“Why have you been wrong so many times?” Brown asked Goodfriend. “Would the economy be in this good of shape if they had been listening to Marvin Goodfriend during this period?”
“These wrong predictions aren’t an outlier for you,” said Sen. Elizabeth WarrenElizabeth WarrenIn defense of share buybacks Democrats urge Biden to go all in with agenda in limbo In Washington, the road almost never taken MORE (D-Mass.). She insisted that Goodfriend’s focus on inflation “does enormous harm to the economy and working families” and could have cost millions of jobs created after the crisis.
“American families are very lucky that you weren’t on the Fed board over the past few years, and I think it would be a mistake to put you on there now,” Warren said.
Goodfriend, who appeared shaken by the hostile questions, insisted that he would pay close attention to the employment side of the Fed's dual mandate and admitted his predictions were off.
“Our goal is to get unemployment down to the natural rate, and therefore I’m supportive of a natural long-run inflation target,” Goodfriend said. “Whether or not I’ve talked about the dual mandate, I totally support it.”
Sen. Pat ToomeyPatrick (Pat) Joseph ToomeyBlack women look to build upon gains in coming elections Watch live: GOP senators present new infrastructure proposal Sasse rebuked by Nebraska Republican Party over impeachment vote MORE (R-Pa.) gave Goodfriend credit for his attention to price stability risks, suggesting that excessive equity and sovereign debt holdings could both be bubbles threatening the economy.

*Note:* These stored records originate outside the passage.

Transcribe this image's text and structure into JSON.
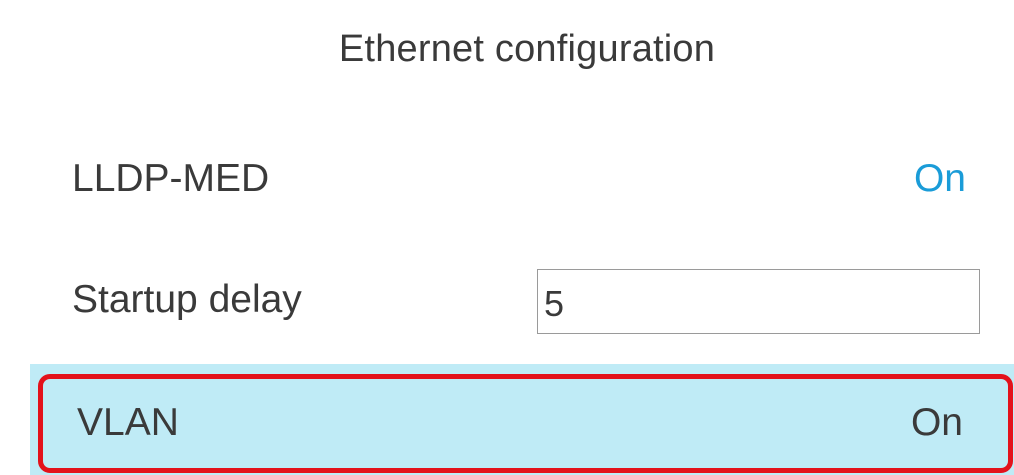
{
  "header": {
    "title": "Ethernet configuration"
  },
  "settings": {
    "lldp_med": {
      "label": "LLDP-MED",
      "value": "On"
    },
    "startup_delay": {
      "label": "Startup delay",
      "value": "5"
    },
    "vlan": {
      "label": "VLAN",
      "value": "On"
    }
  },
  "colors": {
    "accent_value": "#1a9cd8",
    "selected_row": "#bfebf6",
    "highlight_border": "#e3121b",
    "text": "#3a3a3a"
  }
}
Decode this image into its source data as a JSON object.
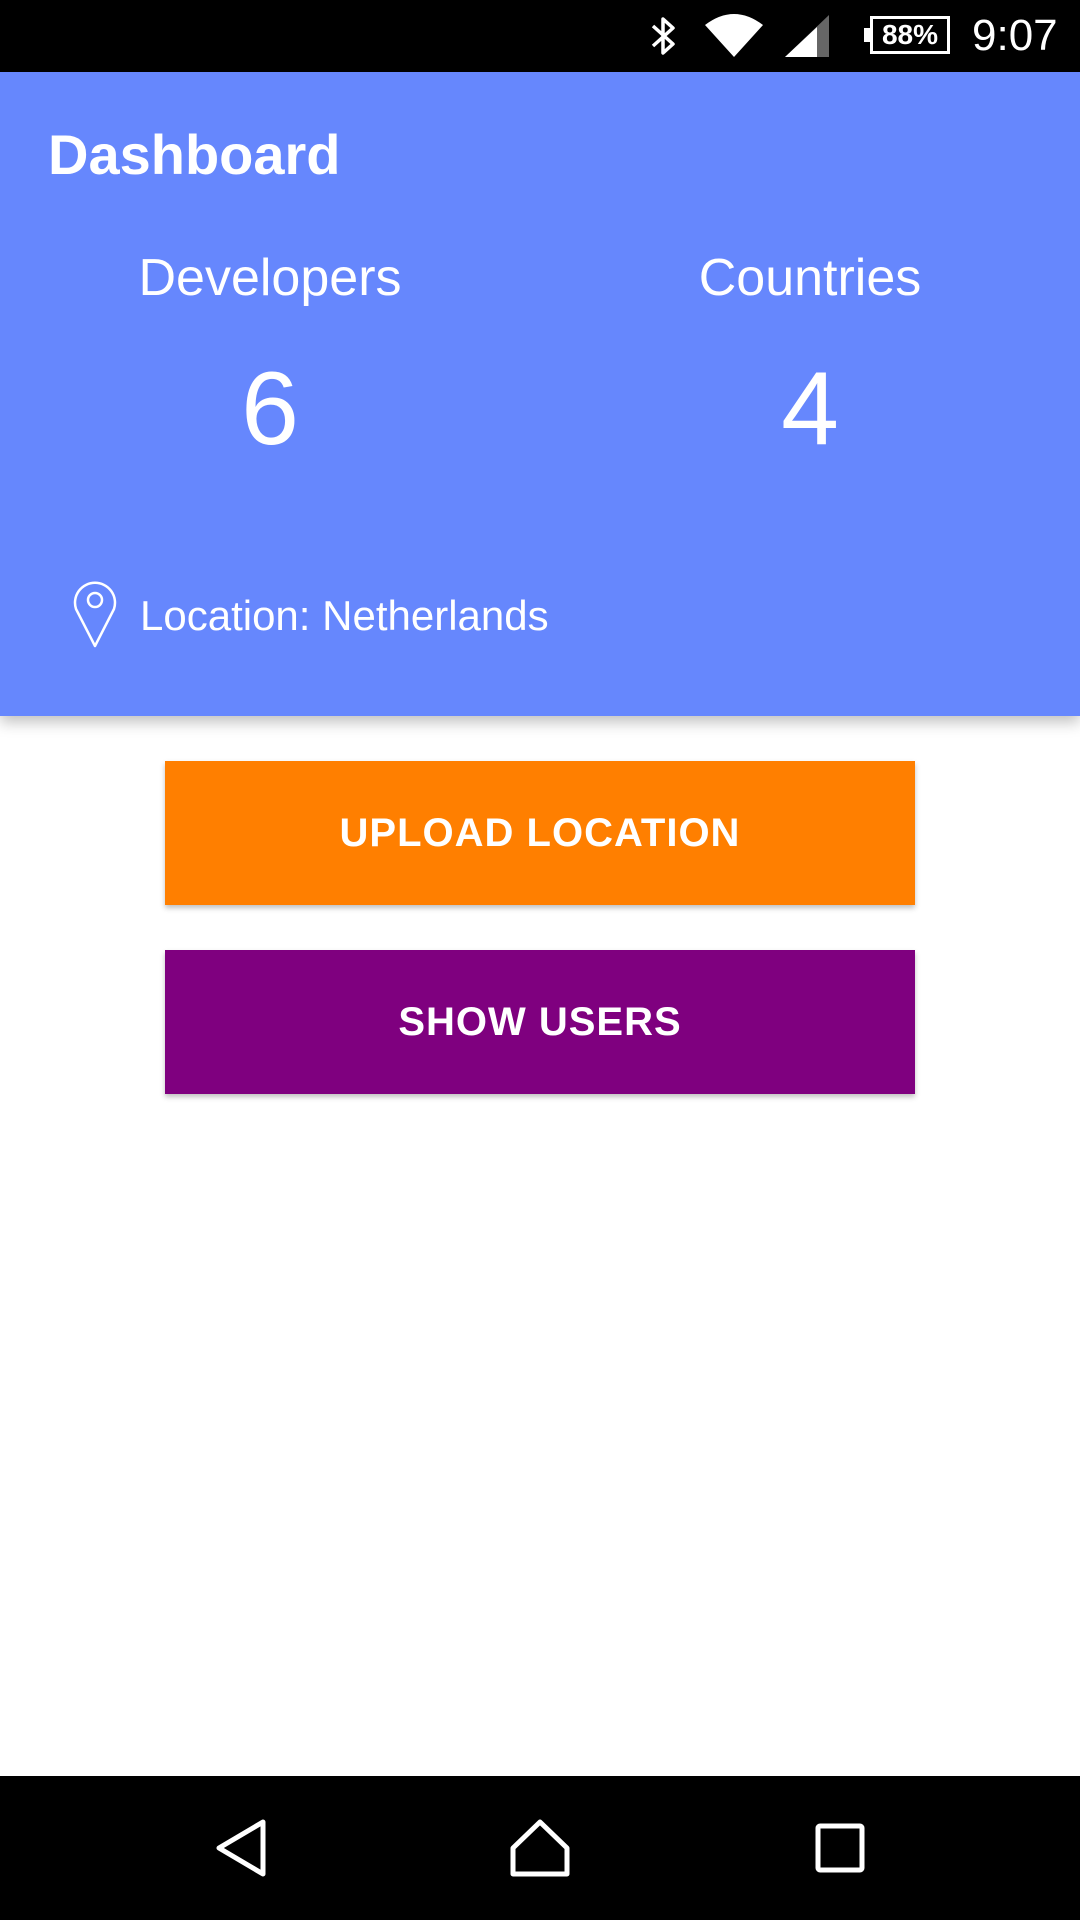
{
  "status_bar": {
    "battery_percent": "88%",
    "time": "9:07",
    "icons": [
      "bluetooth-icon",
      "wifi-icon",
      "cell-signal-icon",
      "battery-icon"
    ]
  },
  "header": {
    "title": "Dashboard",
    "background_color": "#6687fd"
  },
  "stats": {
    "developers": {
      "label": "Developers",
      "value": "6"
    },
    "countries": {
      "label": "Countries",
      "value": "4"
    }
  },
  "location": {
    "icon": "location-pin-icon",
    "text": "Location: Netherlands"
  },
  "actions": {
    "upload_location": {
      "label": "UPLOAD LOCATION",
      "color": "#ff7f00"
    },
    "show_users": {
      "label": "SHOW USERS",
      "color": "#7f007f"
    }
  },
  "nav_bar": {
    "buttons": [
      "back-icon",
      "home-icon",
      "recents-icon"
    ]
  }
}
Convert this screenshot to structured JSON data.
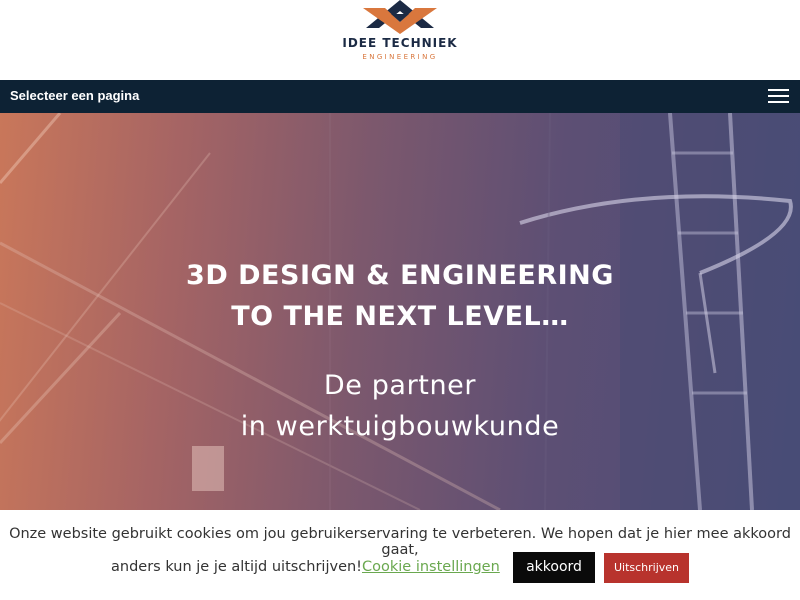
{
  "brand": {
    "title": "IDEE TECHNIEK",
    "subtitle": "ENGINEERING",
    "colors": {
      "navy": "#1b2a44",
      "orange": "#d9773d"
    }
  },
  "nav": {
    "label": "Selecteer een pagina",
    "menu_icon": "hamburger-menu-icon"
  },
  "hero": {
    "headline_line1": "3D DESIGN & ENGINEERING",
    "headline_line2": "TO THE NEXT LEVEL…",
    "sub_line1": "De partner",
    "sub_line2": "in werktuigbouwkunde"
  },
  "cookie": {
    "text_line1": "Onze website gebruikt cookies om jou gebruikerservaring te verbeteren. We hopen dat je hier mee akkoord gaat,",
    "text_line2": "anders kun je je altijd uitschrijven!",
    "settings_link": "Cookie instellingen",
    "accept_label": "akkoord",
    "reject_label": "Uitschrijven",
    "colors": {
      "accept": "#0a0a0a",
      "reject": "#b8332d",
      "link": "#6aa84f"
    }
  }
}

The third nominee, insurance attorney Thomas Workman, would serve on FSOC, the interagency board of financial regulators, as the member with insurance expertise as mandated by Dodd-Frank. He was president and CEO of the Life Insurance Council of New York from 1999 to 2016. Workman was an attorney for Bricker & Eckler in Columbus, Ohio from 1973 to 1999.
Workman would join FSOC as it reconsiders its listing of large insurance companies as critical enough to the financial system to trigger a crisis. FSOC lifted its classification of AIG as a systemically important financial institution in September, while the Justice Department dropped its case appealing a decision that delisted MetLife.
Prudential is currently the only insurance company considered systematically important by the federal government.
Even so, Workman declined to answer a question about whether he thought the $50 billion threshold at which FSOC can declare a nonbank financial firm systemically important, citing his unfamiliarity with the issue.
Workman did express openness to shifting FSOC’s designation process to an analysis of a firm’s activities instead of amount of assets.